Way back in the early days of the Web (well around 1998), Sun Microsystems did some research into what were the most important factors for users that websites should take into account. They had three main findings:-
- “People have very little patience for poorly designed WWW sites. As one user put it: “the more well-organised a page is, the more faith I will have in the info.” Many other users told us that they would be out of a server, never to return, if they got too many server errors or “under construction” signs. A user also said, “either the information is there or it is not; don’t waste my time with stuff you are not going to give me”.
- “Users don’t want to scroll. Information that is not on the top screen when a page comes up is only read by very interested users. In our tests, users stated that a design that made everything fit on a single page was an indication that the designers had taken care to do a good job. Whereas other pages that contained several screen’s worth of lists or unstructured material were an indication of sloppy work that made them question the quality of the information contained on those sites. Note: Our usability studies in 1997 have revised this conclusion somewhat. Scrolling is still bad, but not as bad as it used to be”.
- “Users don’t want to read. Reading speeds are more than 25% slower from computer screens than from paper, but that does not mean that you should write 25% less than you would in a paper document. You should write 50% less! Users recklessly skip over any text that they deem to be fluff (e.g., welcome messages or introductory paragraphs) and scan for highlighted terms (e.g., hypertext links).”

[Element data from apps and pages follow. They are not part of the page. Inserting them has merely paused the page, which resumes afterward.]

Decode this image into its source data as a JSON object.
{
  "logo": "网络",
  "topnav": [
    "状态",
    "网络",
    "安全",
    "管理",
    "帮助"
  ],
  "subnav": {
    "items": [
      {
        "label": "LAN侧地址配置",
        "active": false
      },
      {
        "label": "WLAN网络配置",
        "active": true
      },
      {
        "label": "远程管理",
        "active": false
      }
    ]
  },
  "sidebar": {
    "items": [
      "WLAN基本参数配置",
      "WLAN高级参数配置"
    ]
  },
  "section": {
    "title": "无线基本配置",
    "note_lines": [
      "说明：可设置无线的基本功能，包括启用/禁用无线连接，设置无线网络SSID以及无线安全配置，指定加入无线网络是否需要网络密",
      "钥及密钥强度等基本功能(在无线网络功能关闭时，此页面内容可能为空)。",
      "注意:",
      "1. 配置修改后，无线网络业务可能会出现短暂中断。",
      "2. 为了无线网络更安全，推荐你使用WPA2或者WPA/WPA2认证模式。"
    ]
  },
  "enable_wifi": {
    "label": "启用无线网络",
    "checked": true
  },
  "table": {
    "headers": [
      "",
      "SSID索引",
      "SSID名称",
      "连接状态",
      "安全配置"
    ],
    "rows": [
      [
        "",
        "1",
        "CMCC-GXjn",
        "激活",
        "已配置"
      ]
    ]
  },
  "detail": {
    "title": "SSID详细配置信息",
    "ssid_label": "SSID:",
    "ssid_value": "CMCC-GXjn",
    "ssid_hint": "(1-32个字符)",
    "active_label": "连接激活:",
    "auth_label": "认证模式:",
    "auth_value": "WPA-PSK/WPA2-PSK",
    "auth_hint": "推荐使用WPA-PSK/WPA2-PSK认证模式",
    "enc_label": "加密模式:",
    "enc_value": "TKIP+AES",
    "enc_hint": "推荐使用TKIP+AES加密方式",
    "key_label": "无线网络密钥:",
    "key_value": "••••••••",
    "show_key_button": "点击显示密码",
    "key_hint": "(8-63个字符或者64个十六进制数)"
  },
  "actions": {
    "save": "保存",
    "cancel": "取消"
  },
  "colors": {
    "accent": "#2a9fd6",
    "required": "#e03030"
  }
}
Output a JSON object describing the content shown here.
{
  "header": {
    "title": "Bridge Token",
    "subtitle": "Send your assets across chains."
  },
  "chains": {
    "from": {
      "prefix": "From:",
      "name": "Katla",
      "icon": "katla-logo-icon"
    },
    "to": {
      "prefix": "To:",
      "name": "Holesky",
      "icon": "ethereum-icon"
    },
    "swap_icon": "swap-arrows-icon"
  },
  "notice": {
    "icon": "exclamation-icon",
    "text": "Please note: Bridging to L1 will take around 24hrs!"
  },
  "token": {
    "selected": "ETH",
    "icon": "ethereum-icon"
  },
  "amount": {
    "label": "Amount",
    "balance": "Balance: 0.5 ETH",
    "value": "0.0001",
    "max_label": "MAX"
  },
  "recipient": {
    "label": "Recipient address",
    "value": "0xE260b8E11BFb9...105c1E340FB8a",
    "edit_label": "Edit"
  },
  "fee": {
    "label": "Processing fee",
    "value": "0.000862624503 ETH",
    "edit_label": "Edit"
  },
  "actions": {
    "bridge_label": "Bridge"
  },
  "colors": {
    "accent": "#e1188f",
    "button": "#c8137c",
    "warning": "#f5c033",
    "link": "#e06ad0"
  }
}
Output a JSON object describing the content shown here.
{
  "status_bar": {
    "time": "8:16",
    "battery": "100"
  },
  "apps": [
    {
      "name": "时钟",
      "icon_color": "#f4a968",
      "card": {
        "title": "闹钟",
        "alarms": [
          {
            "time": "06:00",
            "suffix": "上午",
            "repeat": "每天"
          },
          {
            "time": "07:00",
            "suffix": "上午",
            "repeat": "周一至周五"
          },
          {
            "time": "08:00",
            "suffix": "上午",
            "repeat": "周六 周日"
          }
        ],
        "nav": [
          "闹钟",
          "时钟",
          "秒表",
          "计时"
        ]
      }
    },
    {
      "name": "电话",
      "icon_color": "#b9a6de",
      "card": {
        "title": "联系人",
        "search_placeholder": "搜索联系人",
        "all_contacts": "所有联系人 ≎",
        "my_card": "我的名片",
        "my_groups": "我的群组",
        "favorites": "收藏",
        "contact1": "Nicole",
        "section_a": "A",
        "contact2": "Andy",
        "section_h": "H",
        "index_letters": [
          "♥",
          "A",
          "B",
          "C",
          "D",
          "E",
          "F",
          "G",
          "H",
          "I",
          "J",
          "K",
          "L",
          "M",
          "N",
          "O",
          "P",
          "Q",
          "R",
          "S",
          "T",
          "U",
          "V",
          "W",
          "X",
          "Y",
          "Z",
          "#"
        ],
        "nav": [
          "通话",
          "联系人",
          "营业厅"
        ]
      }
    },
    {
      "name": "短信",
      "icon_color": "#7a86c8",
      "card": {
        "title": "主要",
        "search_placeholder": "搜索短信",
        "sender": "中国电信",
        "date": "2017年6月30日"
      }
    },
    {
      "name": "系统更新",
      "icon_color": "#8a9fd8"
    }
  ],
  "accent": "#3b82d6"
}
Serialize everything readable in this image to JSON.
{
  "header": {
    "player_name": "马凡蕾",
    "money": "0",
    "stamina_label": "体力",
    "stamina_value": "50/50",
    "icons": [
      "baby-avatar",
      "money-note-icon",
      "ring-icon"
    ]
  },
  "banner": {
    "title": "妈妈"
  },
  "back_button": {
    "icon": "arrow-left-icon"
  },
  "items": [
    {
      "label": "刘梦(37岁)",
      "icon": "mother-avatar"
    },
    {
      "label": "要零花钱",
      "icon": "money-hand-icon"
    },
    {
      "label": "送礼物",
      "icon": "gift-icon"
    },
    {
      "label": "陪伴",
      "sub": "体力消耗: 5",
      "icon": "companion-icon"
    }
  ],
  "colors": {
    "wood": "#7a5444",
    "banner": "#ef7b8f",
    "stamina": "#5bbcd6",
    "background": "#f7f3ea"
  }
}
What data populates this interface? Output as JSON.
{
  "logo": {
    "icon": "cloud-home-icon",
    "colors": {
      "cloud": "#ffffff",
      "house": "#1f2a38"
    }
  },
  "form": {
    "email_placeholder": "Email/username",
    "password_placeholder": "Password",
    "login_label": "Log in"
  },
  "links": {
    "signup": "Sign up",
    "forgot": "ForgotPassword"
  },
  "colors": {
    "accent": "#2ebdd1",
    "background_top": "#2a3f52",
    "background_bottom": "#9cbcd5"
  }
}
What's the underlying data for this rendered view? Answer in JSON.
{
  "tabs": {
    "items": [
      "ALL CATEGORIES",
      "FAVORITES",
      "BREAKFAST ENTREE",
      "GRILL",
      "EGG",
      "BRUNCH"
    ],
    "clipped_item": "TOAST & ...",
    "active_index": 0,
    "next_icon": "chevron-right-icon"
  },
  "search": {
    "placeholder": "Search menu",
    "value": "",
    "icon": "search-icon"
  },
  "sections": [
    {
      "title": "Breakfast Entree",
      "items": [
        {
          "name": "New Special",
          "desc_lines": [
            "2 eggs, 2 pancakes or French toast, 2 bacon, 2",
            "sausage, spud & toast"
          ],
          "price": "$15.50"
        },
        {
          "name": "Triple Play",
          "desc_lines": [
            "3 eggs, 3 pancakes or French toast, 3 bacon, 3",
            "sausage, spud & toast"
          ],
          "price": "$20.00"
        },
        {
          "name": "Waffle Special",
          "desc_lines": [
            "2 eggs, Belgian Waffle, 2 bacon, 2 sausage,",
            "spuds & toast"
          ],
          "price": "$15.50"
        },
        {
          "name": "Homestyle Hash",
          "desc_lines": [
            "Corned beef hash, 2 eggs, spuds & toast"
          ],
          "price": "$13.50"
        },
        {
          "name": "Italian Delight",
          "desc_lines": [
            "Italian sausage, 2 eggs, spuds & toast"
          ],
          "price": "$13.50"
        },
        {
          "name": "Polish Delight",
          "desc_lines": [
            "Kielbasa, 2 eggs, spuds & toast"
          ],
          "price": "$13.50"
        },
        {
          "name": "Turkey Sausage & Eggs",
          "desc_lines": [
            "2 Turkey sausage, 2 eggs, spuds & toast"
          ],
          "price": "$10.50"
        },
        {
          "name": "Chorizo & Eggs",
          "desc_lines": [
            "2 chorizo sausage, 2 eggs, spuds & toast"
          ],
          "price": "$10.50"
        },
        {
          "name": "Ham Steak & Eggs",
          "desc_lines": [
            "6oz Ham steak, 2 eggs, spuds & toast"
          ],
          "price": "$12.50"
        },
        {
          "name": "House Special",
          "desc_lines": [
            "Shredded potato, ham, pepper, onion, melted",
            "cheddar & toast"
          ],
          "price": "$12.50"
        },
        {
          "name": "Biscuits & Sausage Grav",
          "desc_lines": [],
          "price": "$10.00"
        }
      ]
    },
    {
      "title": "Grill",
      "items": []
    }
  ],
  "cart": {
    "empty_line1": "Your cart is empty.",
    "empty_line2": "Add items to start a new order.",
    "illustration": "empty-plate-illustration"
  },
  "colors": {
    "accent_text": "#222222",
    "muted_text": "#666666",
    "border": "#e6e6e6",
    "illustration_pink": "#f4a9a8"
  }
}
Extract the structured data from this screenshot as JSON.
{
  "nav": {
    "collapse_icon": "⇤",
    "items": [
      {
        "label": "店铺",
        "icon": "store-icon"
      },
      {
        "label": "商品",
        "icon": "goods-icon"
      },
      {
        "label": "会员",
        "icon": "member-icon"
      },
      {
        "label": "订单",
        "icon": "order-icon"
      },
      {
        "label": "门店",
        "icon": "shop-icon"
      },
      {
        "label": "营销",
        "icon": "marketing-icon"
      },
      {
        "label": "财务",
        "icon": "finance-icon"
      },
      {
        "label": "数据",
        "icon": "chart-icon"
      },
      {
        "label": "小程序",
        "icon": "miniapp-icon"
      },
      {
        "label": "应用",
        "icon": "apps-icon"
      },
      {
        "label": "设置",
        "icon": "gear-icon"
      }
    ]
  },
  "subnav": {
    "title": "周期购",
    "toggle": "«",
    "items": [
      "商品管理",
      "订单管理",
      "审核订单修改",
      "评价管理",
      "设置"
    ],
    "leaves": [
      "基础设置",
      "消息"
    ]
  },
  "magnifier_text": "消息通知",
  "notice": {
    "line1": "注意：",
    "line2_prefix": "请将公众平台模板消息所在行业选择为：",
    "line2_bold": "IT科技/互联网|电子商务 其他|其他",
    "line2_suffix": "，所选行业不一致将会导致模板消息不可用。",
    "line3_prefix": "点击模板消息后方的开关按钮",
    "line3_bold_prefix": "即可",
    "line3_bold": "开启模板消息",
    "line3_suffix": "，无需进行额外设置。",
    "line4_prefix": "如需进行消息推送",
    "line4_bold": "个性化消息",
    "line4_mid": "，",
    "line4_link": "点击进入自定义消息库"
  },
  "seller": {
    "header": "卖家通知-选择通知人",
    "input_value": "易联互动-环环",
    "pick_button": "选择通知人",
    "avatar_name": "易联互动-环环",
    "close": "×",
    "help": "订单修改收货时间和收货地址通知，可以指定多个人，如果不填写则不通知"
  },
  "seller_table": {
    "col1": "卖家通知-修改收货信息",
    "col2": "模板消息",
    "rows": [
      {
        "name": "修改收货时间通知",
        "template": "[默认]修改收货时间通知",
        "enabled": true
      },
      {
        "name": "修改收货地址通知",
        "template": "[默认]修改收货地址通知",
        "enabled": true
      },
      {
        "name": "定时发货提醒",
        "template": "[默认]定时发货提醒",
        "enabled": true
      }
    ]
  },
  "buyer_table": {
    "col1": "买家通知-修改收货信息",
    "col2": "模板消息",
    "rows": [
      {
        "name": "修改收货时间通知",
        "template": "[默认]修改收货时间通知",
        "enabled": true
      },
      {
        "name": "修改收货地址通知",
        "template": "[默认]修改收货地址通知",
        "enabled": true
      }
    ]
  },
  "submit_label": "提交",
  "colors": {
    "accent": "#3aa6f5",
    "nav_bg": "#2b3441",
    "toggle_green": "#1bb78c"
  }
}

However, it might be tempting to assume that things have changed significantly since then simply because there are more users who are more technically knowledgeable. Well, I am going to tell you that I think it would be wrong to make this assumption. Why, because I pay attention to my own habits when I am using the web and what they show me is that all the recommendations are even more relevant now that there is so much more available content for users to view.